### [What is required]
Check each line of the records below and collect those that include the word "title".

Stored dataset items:
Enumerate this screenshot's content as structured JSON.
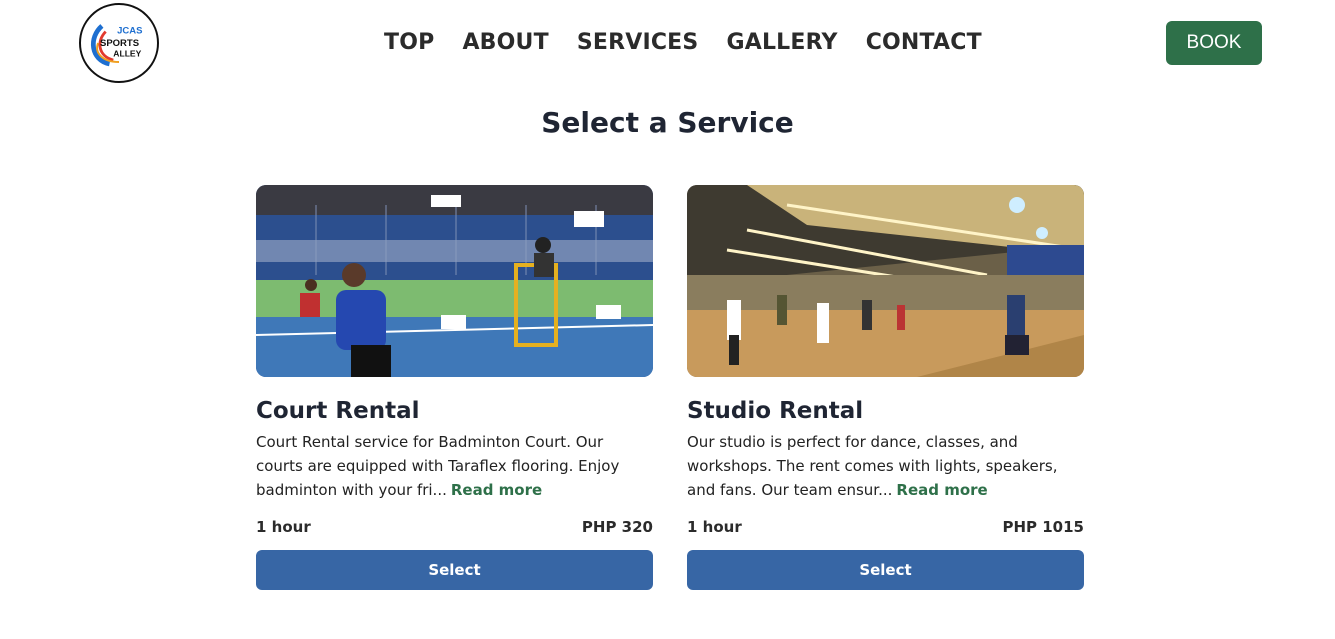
{
  "header": {
    "logo": {
      "line1": "JCAS",
      "line2": "SPORTS",
      "line3": "ALLEY"
    },
    "nav": [
      "TOP",
      "ABOUT",
      "SERVICES",
      "GALLERY",
      "CONTACT"
    ],
    "book_label": "BOOK"
  },
  "page": {
    "title": "Select a Service"
  },
  "services": [
    {
      "title": "Court Rental",
      "description": "Court Rental service for Badminton Court. Our courts are equipped with Taraflex flooring. Enjoy badminton with your fri...",
      "read_more": "Read more",
      "duration": "1 hour",
      "price": "PHP 320",
      "select_label": "Select"
    },
    {
      "title": "Studio Rental",
      "description": "Our studio is perfect for dance, classes, and workshops. The rent comes with lights, speakers, and fans. Our team ensur...",
      "read_more": "Read more",
      "duration": "1 hour",
      "price": "PHP 1015",
      "select_label": "Select"
    }
  ],
  "colors": {
    "brand_green": "#2e7049",
    "select_blue": "#3766a5",
    "text_dark": "#1f2533"
  }
}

### [Result of the task]
    "title": "Select a Service"
      "title": "Court Rental",
      "title": "Studio Rental",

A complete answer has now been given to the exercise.